What you should do — Below are the records; count how many of their lines contain the word "name" and give that number only.

(Data extracts begins)

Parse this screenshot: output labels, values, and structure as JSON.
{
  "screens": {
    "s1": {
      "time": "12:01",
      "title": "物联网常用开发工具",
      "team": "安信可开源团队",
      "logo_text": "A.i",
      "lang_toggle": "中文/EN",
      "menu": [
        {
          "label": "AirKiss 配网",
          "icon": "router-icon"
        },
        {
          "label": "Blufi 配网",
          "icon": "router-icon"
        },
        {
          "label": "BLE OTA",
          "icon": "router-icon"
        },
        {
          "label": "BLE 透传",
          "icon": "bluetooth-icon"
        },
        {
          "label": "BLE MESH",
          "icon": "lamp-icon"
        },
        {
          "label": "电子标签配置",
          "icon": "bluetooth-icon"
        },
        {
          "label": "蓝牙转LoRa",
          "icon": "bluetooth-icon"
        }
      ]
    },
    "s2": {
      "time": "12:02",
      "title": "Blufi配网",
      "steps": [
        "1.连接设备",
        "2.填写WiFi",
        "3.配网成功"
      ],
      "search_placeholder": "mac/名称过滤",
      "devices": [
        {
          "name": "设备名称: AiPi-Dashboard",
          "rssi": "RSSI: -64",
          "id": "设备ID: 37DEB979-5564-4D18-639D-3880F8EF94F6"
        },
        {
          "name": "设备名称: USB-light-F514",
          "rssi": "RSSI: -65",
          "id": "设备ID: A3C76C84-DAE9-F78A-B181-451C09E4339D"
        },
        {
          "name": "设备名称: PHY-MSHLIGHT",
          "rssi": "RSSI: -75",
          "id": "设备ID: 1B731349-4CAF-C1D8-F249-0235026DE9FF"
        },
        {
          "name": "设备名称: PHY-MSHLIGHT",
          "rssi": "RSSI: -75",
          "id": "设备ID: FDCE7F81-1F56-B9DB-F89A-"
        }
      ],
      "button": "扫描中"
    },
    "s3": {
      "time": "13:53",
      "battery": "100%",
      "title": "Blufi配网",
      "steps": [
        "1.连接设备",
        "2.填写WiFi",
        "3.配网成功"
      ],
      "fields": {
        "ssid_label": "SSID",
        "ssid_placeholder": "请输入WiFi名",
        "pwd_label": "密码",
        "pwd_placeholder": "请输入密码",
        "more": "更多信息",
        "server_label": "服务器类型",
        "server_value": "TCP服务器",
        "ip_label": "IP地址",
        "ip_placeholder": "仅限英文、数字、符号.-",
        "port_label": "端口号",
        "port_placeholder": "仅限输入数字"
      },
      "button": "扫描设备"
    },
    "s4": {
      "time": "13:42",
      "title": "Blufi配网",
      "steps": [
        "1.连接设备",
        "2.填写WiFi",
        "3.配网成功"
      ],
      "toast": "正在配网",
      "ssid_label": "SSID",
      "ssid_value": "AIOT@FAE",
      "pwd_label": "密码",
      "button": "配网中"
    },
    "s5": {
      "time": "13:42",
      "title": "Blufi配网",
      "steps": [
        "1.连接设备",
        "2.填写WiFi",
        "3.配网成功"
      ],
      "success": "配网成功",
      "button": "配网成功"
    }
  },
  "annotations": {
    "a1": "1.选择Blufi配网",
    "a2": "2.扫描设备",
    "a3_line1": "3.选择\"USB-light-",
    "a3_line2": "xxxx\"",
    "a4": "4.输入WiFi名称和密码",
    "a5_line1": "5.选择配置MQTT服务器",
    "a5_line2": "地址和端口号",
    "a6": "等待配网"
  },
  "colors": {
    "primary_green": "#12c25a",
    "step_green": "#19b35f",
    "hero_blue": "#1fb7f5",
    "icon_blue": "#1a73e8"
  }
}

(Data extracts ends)

Response to the task — 4